Ca+2 and sperm hyperactivation
There are several chemical factors known to induce the sperm hyperactivation. It is well known the great influence of Ca2+ ions on the induction of sperm hyperactivation. An increased concentration of Ca2+ ions in the sperm tail is necessary for hyperactivation to happen. The transportation of Ca2+ into the sperm cell is provided by specific ion channels incorporated in the sperm cell membrane. There are various types of ion channels known to allow specifically the Ca2+ cations to transport into the sperm cell; the most familiar type of such channels is the CatSper ion channel. Calcium cations received through this kind of channels interacts in the signalling cascade resulting in the sperm hyperactivation (Pic. 2). The complete or partial absence of single or multiple Ca2+ channels is responsible for infertility or subfertility. Regarding the very close relationship of sperm hyperactivation and sperm capacitation, it is worth mentioning that the specific protein modulation (tyrosine phosphorylation) associated with sperm capacitation was observed to happen in the sperm tail, so it is obvious, that it has an influence on the sperm cell hyperactivation.

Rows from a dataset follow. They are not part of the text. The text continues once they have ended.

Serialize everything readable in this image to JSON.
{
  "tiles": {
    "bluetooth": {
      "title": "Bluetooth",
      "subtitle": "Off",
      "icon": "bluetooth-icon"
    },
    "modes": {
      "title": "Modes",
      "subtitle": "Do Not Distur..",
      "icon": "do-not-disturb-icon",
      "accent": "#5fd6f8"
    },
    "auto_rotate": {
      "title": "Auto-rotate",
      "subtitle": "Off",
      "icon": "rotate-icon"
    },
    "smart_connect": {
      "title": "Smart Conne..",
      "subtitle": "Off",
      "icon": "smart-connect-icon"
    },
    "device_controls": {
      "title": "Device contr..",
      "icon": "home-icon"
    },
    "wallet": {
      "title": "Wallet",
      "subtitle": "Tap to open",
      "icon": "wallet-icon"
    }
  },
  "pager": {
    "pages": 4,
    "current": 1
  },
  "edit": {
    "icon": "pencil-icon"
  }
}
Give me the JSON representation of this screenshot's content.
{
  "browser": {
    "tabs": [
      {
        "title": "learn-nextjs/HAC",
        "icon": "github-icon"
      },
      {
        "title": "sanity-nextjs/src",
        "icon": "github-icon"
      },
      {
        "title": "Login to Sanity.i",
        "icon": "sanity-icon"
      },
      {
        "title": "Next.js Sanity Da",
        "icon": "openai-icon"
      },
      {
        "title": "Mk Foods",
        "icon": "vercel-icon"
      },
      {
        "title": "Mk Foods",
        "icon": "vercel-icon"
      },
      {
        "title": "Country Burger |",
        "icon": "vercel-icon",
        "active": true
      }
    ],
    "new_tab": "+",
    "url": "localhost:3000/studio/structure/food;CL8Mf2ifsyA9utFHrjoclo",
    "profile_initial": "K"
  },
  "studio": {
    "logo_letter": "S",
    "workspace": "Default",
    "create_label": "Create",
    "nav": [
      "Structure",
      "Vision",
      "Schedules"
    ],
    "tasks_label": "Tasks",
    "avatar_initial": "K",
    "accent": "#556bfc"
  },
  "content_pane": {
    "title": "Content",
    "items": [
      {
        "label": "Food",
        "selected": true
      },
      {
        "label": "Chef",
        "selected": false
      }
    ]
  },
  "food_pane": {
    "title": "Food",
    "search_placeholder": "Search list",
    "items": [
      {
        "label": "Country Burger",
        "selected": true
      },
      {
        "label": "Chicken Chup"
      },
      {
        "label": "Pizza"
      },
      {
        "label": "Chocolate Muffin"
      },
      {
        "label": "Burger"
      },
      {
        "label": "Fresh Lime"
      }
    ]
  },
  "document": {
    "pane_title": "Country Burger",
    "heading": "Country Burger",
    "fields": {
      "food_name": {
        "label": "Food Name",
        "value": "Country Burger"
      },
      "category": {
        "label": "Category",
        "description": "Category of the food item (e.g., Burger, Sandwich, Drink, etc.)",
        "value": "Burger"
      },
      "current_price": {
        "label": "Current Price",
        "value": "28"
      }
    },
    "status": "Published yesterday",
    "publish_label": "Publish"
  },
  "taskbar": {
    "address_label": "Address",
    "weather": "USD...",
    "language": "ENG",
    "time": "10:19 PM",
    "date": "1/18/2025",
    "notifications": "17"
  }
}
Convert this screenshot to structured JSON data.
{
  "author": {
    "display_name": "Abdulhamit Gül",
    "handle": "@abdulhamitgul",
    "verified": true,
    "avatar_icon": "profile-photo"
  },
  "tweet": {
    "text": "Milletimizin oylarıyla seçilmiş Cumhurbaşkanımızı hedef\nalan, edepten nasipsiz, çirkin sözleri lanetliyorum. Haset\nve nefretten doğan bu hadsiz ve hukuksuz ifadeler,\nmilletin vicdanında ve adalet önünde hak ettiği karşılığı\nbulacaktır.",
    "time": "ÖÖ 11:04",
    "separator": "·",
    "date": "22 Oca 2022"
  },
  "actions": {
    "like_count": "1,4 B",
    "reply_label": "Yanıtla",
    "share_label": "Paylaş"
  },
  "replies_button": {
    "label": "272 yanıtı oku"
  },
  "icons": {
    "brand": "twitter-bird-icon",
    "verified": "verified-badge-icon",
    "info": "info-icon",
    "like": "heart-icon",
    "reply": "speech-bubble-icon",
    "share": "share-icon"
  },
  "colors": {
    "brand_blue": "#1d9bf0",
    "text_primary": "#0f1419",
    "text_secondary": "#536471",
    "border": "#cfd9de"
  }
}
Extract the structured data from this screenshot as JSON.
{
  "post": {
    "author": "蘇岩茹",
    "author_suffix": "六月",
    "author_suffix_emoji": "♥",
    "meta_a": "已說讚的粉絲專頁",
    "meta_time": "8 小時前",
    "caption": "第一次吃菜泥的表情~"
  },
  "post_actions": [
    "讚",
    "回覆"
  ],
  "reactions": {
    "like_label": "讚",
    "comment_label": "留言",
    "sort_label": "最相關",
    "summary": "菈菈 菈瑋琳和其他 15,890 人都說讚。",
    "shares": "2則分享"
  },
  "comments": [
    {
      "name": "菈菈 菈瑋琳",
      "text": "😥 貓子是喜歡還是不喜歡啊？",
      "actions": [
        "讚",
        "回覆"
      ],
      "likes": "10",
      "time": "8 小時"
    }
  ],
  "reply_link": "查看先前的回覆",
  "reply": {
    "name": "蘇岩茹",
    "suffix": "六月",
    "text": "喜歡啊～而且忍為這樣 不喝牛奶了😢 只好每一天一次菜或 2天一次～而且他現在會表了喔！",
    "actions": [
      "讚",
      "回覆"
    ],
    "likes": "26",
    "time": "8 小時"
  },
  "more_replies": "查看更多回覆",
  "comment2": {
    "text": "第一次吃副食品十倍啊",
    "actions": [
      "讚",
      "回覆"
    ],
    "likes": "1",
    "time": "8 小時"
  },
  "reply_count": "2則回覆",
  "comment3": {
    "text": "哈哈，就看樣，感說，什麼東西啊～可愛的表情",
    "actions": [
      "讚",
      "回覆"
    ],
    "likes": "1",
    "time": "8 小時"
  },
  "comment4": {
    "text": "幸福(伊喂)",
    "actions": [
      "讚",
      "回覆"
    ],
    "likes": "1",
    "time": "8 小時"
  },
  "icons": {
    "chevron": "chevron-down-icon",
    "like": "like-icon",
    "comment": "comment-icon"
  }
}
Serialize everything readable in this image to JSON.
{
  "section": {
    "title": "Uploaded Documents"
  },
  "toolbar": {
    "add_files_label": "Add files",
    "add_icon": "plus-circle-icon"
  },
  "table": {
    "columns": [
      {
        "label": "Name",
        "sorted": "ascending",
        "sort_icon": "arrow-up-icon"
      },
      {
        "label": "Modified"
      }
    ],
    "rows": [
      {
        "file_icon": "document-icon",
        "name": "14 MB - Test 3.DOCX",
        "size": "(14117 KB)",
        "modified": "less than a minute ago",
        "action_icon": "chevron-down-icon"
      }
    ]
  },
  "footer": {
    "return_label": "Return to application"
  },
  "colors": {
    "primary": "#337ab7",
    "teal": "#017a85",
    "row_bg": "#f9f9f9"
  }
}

The sperm hyperactivation is a condition requiring an increased supply of energy. One of the energy resources in a cell is glucose. The main pathway of glucose utilization is represented by glycolysis occurring in the intracellular fluid called cytosol, both in somatic and sperm cells. A great part of energy is also provided by mitochondria, specific organelle that can be found in the neck of sperm cell and it is often called as „the cellular power plant “. Main substrates to process in mitochondria are pyruvate and lactate, the products of glycolysis (Pic. 3)These two substances can be found in high concentrations, along with glucose, in oviductal fluid. The disruption of proper energetic metabolism can lead to a male infertility. Therefore, new strategies for treatment of such disruptions in cell energetic metabolism are under investigation.